By Lizette Woodworth Reese
No wind, no bird. The river flames like brass.
On either side, smitten as with a spell
Of silence, brood the fields. In the deep grass,
Edging the dusty roads, lie as they fell
Handfuls of shriveled leaves from tree and bush.
But 'long the orchard fence and at the gate,
Thrusting their saffron torches through the hush,
Wild lilies blaze, and bees hum soon and late.
Rust-colored the tall straggling briar, not one
Rose left. The spider sets its loom up there
Close to the roots, and spins out in the sun
A silken web from twig to twig. The air
Is full of hot rank scents. Upon the hill
Drifts the noon's single cloud, white, glaring, still.
Monday was hot and I had a lot of stuff to get done, so I have little that's exciting to report. I did get to have lunch with Adam and go out for ice cream with him, but he was mostly busy reading in anticipation of returning to school in a couple of days.

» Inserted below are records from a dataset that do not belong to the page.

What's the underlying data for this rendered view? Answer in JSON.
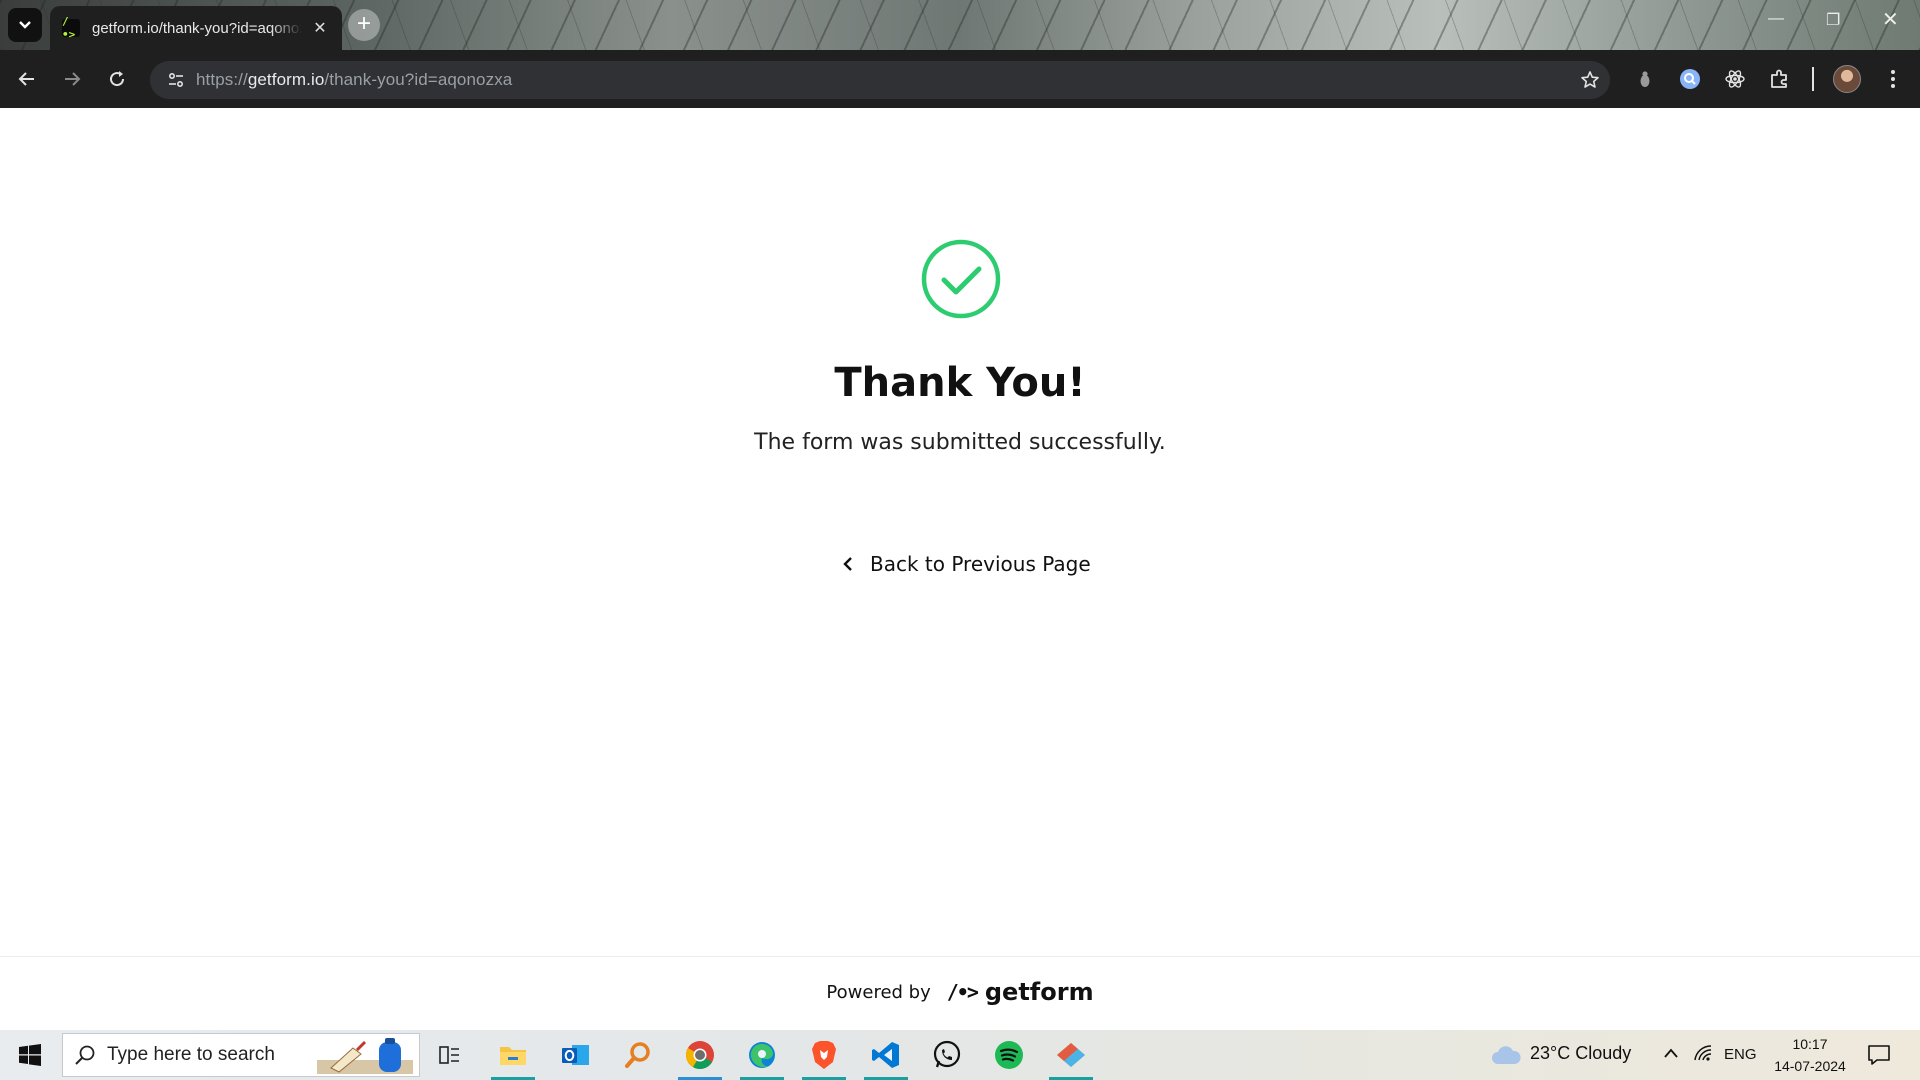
{
  "browser": {
    "tab_title": "getform.io/thank-you?id=aqonozxa",
    "tab_favicon_text": "/•>",
    "url_prefix": "https://",
    "url_host": "getform.io",
    "url_path": "/thank-you?id=aqonozxa"
  },
  "page": {
    "title": "Thank You!",
    "subtitle": "The form was submitted successfully.",
    "back_link": "Back to Previous Page",
    "powered_by": "Powered by",
    "brand_mark": "/•>",
    "brand_name": "getform",
    "accent_color": "#2ecc71"
  },
  "taskbar": {
    "search_placeholder": "Type here to search",
    "weather": "23°C  Cloudy",
    "language": "ENG",
    "time": "10:17",
    "date": "14-07-2024",
    "apps": [
      "task-view",
      "file-explorer",
      "outlook",
      "search-app",
      "chrome",
      "edge",
      "brave",
      "vscode",
      "whatsapp",
      "spotify",
      "git"
    ]
  }
}
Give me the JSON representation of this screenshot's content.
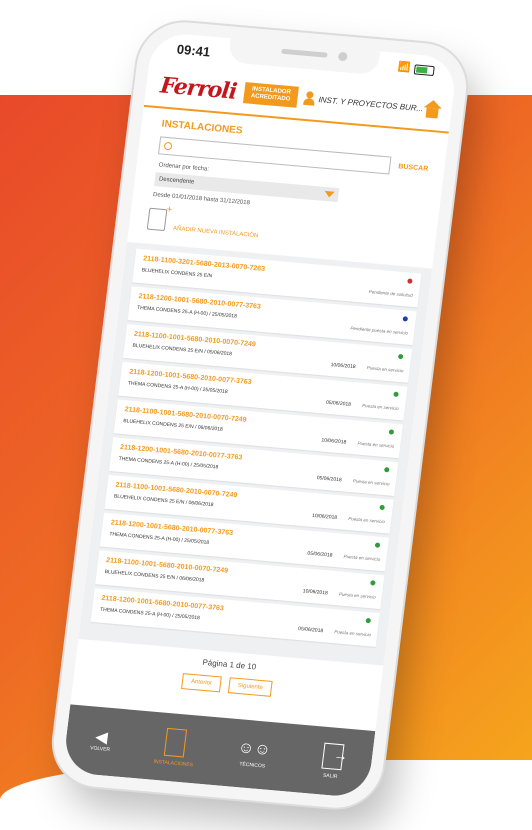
{
  "status_bar": {
    "time": "09:41",
    "battery": ""
  },
  "header": {
    "brand": "Ferroli",
    "badge_line1": "INSTALADOR",
    "badge_line2": "ACREDITADO",
    "user": "INST. Y PROYECTOS BUR..."
  },
  "instalaciones": {
    "title": "INSTALACIONES",
    "search_placeholder": "",
    "search_button": "BUSCAR",
    "sort_label": "Ordenar por fecha:",
    "sort_selected": "Descendente",
    "date_range": "Desde 01/01/2018 hasta 31/12/2018",
    "add_label": "AÑADIR NUEVA INSTALACIÓN"
  },
  "colors": {
    "accent": "#f39a1e",
    "red": "#d0312d",
    "blue": "#1f3fa8",
    "green": "#2e9d3a"
  },
  "items": [
    {
      "code": "2118-1100-3201-5680-2013-0070-7263",
      "model": "BLUEHELIX CONDENS 25 E/N",
      "date": "",
      "status": "Pendiente de solicitud",
      "dot": "red"
    },
    {
      "code": "2118-1200-1001-5680-2010-0077-3763",
      "model": "THEMA CONDENS 25-A (H-00) / 25/05/2018",
      "date": "",
      "status": "Pendiente puesta en servicio",
      "dot": "blue"
    },
    {
      "code": "2118-1100-1001-5680-2010-0070-7249",
      "model": "BLUEHELIX CONDENS 25 E/N / 05/06/2018",
      "date": "10/06/2018",
      "status": "Puesta en servicio",
      "dot": "green"
    },
    {
      "code": "2118-1200-1001-5680-2010-0077-3763",
      "model": "THEMA CONDENS 25-A (H-00) / 25/05/2018",
      "date": "05/06/2018",
      "status": "Puesta en servicio",
      "dot": "green"
    },
    {
      "code": "2118-1100-1001-5680-2010-0070-7249",
      "model": "BLUEHELIX CONDENS 25 E/N / 06/06/2018",
      "date": "10/06/2018",
      "status": "Puesta en servicio",
      "dot": "green"
    },
    {
      "code": "2118-1200-1001-5680-2010-0077-3763",
      "model": "THEMA CONDENS 25-A (H-00) / 25/05/2018",
      "date": "05/06/2018",
      "status": "Puesta en servicio",
      "dot": "green"
    },
    {
      "code": "2118-1100-1001-5680-2010-0070-7249",
      "model": "BLUEHELIX CONDENS 25 E/N / 06/06/2018",
      "date": "10/06/2018",
      "status": "Puesta en servicio",
      "dot": "green"
    },
    {
      "code": "2118-1200-1001-5680-2010-0077-3763",
      "model": "THEMA CONDENS 25-A (H-00) / 25/05/2018",
      "date": "05/06/2018",
      "status": "Puesta en servicio",
      "dot": "green"
    },
    {
      "code": "2118-1100-1001-5680-2010-0070-7249",
      "model": "BLUEHELIX CONDENS 25 E/N / 06/06/2018",
      "date": "10/06/2018",
      "status": "Puesta en servicio",
      "dot": "green"
    },
    {
      "code": "2118-1200-1001-5680-2010-0077-3763",
      "model": "THEMA CONDENS 25-A (H-00) / 25/05/2018",
      "date": "05/06/2018",
      "status": "Puesta en servicio",
      "dot": "green"
    }
  ],
  "pagination": {
    "text": "Página 1 de 10",
    "prev": "Anterior",
    "next": "Siguiente"
  },
  "bottom_nav": {
    "back": "VOLVER",
    "installations": "INSTALACIONES",
    "users": "TÉCNICOS",
    "logout": "SALIR"
  }
}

Also, I talked to the woman who is fostering the kittens Heather rescued, and they are doing really well -- she thinks they will be adoptable in a week or so!
Paul made veggie meat loaf for Adam for dinner. Then, after rolling our eyes at the Bengals' first quarter and much discussion about what we were in the mood for, we watched the John Hurt-Elijah Wood movie The Oxford Murders, which was not particularly well-scripted (forget the math gobbledygook, the women's roles are atrocious) but is at least well-acted. Some more things we saw at the county fair: